(Entries shown)

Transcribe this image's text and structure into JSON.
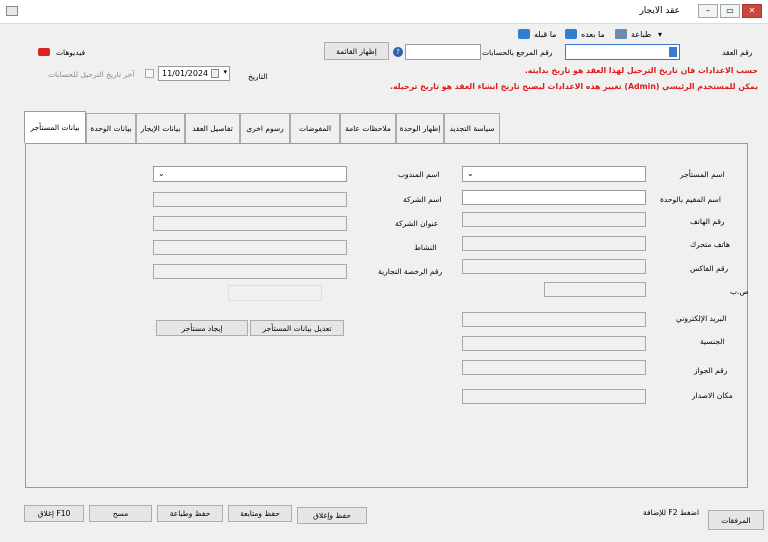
{
  "window": {
    "title": "عقد الايجار"
  },
  "toolbar": {
    "dropdown": "▾",
    "print": "طباعة",
    "next": "ما بعده",
    "prev": "ما قبله"
  },
  "header": {
    "contract_no_label": "رقم العقد",
    "contract_no_value": "",
    "ref_no_label": "رقم المرجع بالحسابات",
    "ref_no_value": "",
    "help_glyph": "?",
    "show_list_button": "إظهار القائمة",
    "videos_label": "فيديوهات",
    "date_label": "التاريخ",
    "date_value": "11/01/2024",
    "last_posting_label": "آخر تاريخ الترحيل للحسابات"
  },
  "notices": [
    "حسب الاعدادات فان تاريخ الترحيل لهذا العقد هو تاريخ بدايته.",
    "يمكن للمستخدم الرئيسي (Admin) تغيير هذه الاعدادات ليصبح تاريخ انشاء العقد هو تاريخ ترحيله."
  ],
  "tabs": [
    "بيانات المستأجر",
    "بيانات الوحدة",
    "بيانات الإيجار",
    "تفاصيل العقد",
    "رسوم اخرى",
    "المفوضات",
    "ملاحظات عامة",
    "إظهار الوحدة",
    "سياسة التجديد"
  ],
  "tenant_form": {
    "right_fields": [
      "اسم المستأجر",
      "اسم المقيم بالوحدة",
      "رقم الهاتف",
      "هاتف متحرك",
      "رقم الفاكس",
      "ص.ب",
      "البريد الإلكتروني",
      "الجنسية",
      "رقم الجواز",
      "مكان الاصدار"
    ],
    "left_fields": [
      "اسم المندوب",
      "اسم الشركة",
      "عنوان الشركة",
      "النشاط",
      "رقم الرخصة التجارية"
    ],
    "edit_tenant_button": "تعديل بيانات المستأجر",
    "find_tenant_button": "إيجاد مستأجر"
  },
  "footer": {
    "attachments_button": "المرفقات",
    "f2_hint": "اضغط F2 للإضافة",
    "save_close_button": "حفظ وإغلاق",
    "save_continue_button": "حفظ ومتابعة",
    "save_print_button": "حفظ وطباعة",
    "clear_button": "مسح",
    "close_button": "إغلاق F10"
  }
}
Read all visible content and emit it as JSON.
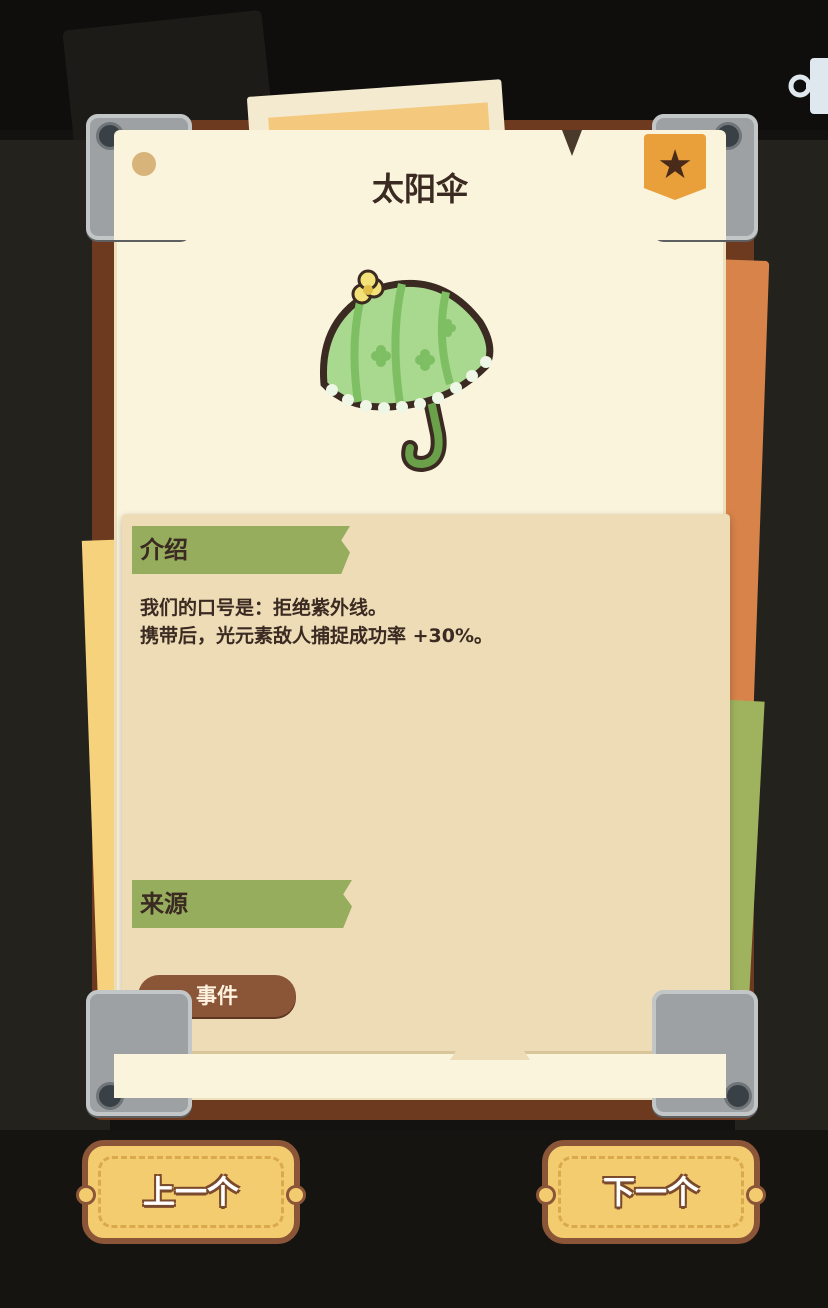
{
  "item": {
    "name": "太阳伞",
    "favorite_icon": "star-icon"
  },
  "sections": {
    "intro_label": "介绍",
    "intro_lines": [
      "我们的口号是：拒绝紫外线。",
      "携带后，光元素敌人捕捉成功率 +30%。"
    ],
    "source_label": "来源",
    "source_button": "事件"
  },
  "nav": {
    "prev_label": "上一个",
    "next_label": "下一个"
  },
  "colors": {
    "paper": "#fbf4dc",
    "panel": "#eddcb6",
    "ribbon": "#97ad5e",
    "button_brown": "#8b5538",
    "nav_yellow": "#f4cc70",
    "star_badge": "#e9a03b"
  },
  "icons": {
    "top_right": "share-icon",
    "illustration": "umbrella-icon"
  }
}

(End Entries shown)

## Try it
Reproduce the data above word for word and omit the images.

## The completed task
Transcribe this image's text and structure into JSON.
{
  "window": {
    "title": "عقد الايجار"
  },
  "toolbar": {
    "dropdown": "▾",
    "print": "طباعة",
    "next": "ما بعده",
    "prev": "ما قبله"
  },
  "header": {
    "contract_no_label": "رقم العقد",
    "contract_no_value": "",
    "ref_no_label": "رقم المرجع بالحسابات",
    "ref_no_value": "",
    "help_glyph": "?",
    "show_list_button": "إظهار القائمة",
    "videos_label": "فيديوهات",
    "date_label": "التاريخ",
    "date_value": "11/01/2024",
    "last_posting_label": "آخر تاريخ الترحيل للحسابات"
  },
  "notices": [
    "حسب الاعدادات فان تاريخ الترحيل لهذا العقد هو تاريخ بدايته.",
    "يمكن للمستخدم الرئيسي (Admin) تغيير هذه الاعدادات ليصبح تاريخ انشاء العقد هو تاريخ ترحيله."
  ],
  "tabs": [
    "بيانات المستأجر",
    "بيانات الوحدة",
    "بيانات الإيجار",
    "تفاصيل العقد",
    "رسوم اخرى",
    "المفوضات",
    "ملاحظات عامة",
    "إظهار الوحدة",
    "سياسة التجديد"
  ],
  "tenant_form": {
    "right_fields": [
      "اسم المستأجر",
      "اسم المقيم بالوحدة",
      "رقم الهاتف",
      "هاتف متحرك",
      "رقم الفاكس",
      "ص.ب",
      "البريد الإلكتروني",
      "الجنسية",
      "رقم الجواز",
      "مكان الاصدار"
    ],
    "left_fields": [
      "اسم المندوب",
      "اسم الشركة",
      "عنوان الشركة",
      "النشاط",
      "رقم الرخصة التجارية"
    ],
    "edit_tenant_button": "تعديل بيانات المستأجر",
    "find_tenant_button": "إيجاد مستأجر"
  },
  "footer": {
    "attachments_button": "المرفقات",
    "f2_hint": "اضغط F2 للإضافة",
    "save_close_button": "حفظ وإغلاق",
    "save_continue_button": "حفظ ومتابعة",
    "save_print_button": "حفظ وطباعة",
    "clear_button": "مسح",
    "close_button": "إغلاق F10"
  }
}
Read all visible content and emit it as JSON.
{
  "item": {
    "name": "太阳伞",
    "favorite_icon": "star-icon"
  },
  "sections": {
    "intro_label": "介绍",
    "intro_lines": [
      "我们的口号是：拒绝紫外线。",
      "携带后，光元素敌人捕捉成功率 +30%。"
    ],
    "source_label": "来源",
    "source_button": "事件"
  },
  "nav": {
    "prev_label": "上一个",
    "next_label": "下一个"
  },
  "colors": {
    "paper": "#fbf4dc",
    "panel": "#eddcb6",
    "ribbon": "#97ad5e",
    "button_brown": "#8b5538",
    "nav_yellow": "#f4cc70",
    "star_badge": "#e9a03b"
  },
  "icons": {
    "top_right": "share-icon",
    "illustration": "umbrella-icon"
  }
}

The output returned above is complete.